[Element data from apps and pages]
——————————

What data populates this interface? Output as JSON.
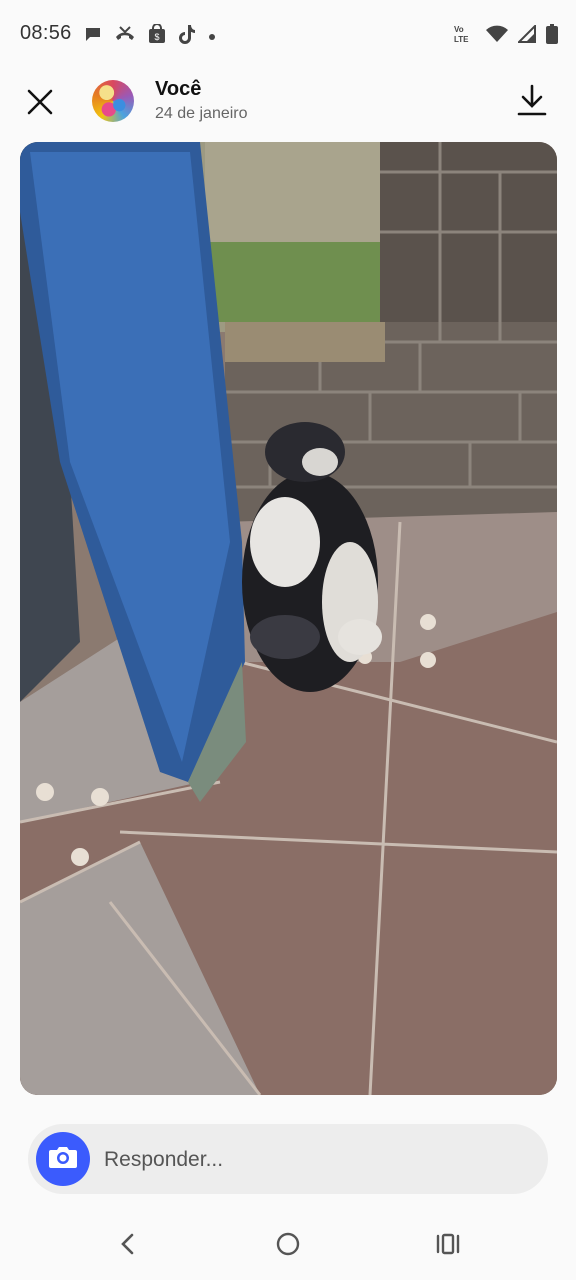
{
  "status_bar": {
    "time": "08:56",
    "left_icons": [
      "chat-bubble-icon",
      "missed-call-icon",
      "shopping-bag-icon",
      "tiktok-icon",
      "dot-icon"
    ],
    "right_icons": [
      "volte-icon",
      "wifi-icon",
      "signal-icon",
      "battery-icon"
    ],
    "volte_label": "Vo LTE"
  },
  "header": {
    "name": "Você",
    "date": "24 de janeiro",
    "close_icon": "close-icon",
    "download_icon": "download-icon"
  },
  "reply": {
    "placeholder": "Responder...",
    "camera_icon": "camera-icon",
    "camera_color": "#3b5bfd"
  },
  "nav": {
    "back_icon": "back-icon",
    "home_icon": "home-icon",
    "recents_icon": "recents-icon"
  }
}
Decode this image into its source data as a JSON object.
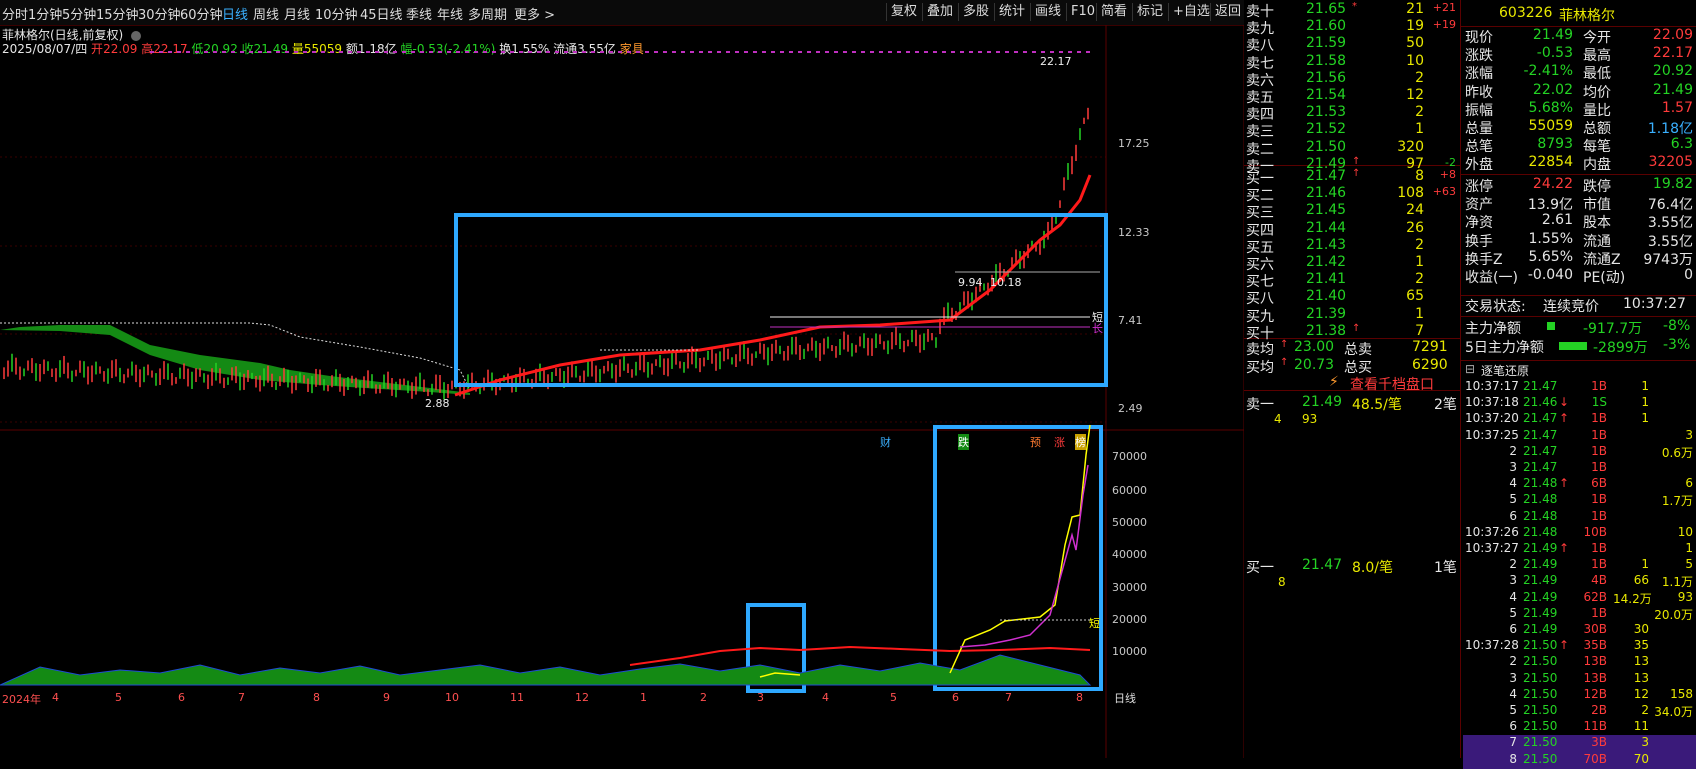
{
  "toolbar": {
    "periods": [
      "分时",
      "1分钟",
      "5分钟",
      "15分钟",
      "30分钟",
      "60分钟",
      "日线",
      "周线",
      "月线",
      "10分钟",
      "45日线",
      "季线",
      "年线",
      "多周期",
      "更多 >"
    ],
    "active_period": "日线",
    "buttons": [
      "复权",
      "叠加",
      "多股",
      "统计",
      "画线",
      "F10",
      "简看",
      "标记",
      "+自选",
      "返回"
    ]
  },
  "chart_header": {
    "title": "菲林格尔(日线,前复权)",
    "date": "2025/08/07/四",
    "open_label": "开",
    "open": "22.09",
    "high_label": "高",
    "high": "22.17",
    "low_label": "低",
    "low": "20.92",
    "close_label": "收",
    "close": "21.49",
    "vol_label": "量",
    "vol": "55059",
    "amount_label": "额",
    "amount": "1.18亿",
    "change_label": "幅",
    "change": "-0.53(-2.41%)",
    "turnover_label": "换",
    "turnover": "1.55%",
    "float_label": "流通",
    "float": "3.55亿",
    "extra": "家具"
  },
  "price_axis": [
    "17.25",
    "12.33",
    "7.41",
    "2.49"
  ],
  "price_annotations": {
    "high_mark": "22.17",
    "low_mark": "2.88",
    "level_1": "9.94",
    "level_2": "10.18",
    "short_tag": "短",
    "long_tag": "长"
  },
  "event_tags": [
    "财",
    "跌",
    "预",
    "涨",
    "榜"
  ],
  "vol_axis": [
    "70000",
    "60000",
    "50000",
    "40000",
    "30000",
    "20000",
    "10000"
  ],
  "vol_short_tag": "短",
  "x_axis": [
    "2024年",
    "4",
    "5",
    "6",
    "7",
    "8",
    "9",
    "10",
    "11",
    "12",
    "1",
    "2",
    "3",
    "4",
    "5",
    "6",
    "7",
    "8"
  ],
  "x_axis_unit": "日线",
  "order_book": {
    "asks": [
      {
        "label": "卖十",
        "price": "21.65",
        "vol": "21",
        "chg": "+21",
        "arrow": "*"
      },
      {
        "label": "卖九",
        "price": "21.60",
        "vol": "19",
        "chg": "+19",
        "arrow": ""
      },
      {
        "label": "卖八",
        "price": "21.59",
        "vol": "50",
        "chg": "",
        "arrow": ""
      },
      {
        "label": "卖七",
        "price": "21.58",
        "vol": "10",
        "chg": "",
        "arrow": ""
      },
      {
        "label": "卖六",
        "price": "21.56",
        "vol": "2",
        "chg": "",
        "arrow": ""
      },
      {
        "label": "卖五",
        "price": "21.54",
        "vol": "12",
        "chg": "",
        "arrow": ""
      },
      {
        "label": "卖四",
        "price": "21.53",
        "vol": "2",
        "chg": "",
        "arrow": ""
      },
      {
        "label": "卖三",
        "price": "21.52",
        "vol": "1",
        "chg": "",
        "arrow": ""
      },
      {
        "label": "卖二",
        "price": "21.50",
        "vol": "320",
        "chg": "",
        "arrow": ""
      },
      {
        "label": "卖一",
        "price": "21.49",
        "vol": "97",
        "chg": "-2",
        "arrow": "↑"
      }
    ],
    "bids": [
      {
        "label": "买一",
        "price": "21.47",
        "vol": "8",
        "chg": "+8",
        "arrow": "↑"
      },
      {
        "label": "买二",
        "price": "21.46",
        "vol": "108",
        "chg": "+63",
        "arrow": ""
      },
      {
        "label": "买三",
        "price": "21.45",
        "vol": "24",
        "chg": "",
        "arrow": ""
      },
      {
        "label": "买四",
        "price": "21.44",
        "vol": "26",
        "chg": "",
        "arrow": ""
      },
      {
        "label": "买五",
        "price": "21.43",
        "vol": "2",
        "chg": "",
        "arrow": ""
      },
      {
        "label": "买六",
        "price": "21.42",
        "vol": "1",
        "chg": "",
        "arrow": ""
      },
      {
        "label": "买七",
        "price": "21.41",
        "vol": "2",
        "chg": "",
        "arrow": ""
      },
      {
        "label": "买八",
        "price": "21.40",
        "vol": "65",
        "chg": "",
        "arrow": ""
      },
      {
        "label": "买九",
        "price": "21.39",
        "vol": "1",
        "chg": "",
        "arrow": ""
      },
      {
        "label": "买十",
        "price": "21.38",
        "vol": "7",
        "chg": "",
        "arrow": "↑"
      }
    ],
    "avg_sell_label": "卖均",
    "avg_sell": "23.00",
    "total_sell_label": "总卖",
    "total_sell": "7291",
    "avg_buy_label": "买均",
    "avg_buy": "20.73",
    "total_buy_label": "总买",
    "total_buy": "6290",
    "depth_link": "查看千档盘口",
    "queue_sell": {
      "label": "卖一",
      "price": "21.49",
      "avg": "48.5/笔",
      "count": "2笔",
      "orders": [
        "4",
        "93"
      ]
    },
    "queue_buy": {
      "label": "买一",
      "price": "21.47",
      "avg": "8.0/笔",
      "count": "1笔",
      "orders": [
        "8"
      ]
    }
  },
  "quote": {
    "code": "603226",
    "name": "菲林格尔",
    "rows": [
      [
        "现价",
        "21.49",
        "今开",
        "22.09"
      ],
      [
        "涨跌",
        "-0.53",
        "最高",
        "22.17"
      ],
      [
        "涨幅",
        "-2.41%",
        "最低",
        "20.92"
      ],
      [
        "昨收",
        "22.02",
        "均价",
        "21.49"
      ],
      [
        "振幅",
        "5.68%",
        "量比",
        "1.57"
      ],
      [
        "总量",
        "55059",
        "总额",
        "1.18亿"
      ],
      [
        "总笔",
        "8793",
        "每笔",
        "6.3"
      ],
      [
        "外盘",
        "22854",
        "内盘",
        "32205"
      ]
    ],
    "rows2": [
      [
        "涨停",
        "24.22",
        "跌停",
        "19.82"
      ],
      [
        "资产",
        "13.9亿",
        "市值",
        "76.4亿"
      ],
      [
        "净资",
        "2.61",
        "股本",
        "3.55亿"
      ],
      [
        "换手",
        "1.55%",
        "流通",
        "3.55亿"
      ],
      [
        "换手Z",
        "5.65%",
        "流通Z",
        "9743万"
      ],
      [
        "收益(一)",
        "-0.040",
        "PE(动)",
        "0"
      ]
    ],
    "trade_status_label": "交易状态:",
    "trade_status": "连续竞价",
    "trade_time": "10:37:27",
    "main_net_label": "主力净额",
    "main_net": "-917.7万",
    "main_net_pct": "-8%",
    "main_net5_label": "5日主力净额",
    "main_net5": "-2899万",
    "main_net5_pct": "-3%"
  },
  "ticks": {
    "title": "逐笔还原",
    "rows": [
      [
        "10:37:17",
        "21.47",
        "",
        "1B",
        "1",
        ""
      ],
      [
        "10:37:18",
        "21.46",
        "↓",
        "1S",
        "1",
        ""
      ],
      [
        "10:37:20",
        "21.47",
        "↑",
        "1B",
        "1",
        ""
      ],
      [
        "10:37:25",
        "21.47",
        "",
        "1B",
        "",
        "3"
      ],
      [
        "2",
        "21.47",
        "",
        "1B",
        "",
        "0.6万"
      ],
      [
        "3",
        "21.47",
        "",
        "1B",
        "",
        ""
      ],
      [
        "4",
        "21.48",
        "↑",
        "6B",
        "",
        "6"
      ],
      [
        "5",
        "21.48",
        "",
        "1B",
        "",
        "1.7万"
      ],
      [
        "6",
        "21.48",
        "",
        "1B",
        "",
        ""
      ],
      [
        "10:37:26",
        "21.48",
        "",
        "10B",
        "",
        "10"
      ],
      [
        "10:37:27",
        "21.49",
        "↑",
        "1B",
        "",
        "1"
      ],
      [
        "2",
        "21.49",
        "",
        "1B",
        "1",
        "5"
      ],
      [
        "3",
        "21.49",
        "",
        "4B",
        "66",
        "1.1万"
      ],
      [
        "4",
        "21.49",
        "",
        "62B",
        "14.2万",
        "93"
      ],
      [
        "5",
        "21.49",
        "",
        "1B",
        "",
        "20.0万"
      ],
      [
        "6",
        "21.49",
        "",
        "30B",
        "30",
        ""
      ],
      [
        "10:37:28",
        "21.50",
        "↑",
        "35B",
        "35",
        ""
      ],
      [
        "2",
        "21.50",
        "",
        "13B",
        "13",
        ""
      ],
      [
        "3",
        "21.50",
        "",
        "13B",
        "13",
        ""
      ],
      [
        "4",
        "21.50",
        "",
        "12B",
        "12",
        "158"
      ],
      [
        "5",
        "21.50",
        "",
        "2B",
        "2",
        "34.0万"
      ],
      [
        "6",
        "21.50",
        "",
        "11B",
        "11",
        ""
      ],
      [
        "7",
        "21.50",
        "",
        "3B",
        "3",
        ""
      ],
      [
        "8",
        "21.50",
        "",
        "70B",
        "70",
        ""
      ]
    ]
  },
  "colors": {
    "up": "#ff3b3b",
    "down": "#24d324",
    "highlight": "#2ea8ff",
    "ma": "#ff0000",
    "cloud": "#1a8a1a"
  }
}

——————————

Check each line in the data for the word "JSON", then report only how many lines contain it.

EXERCISE ANSWER:
2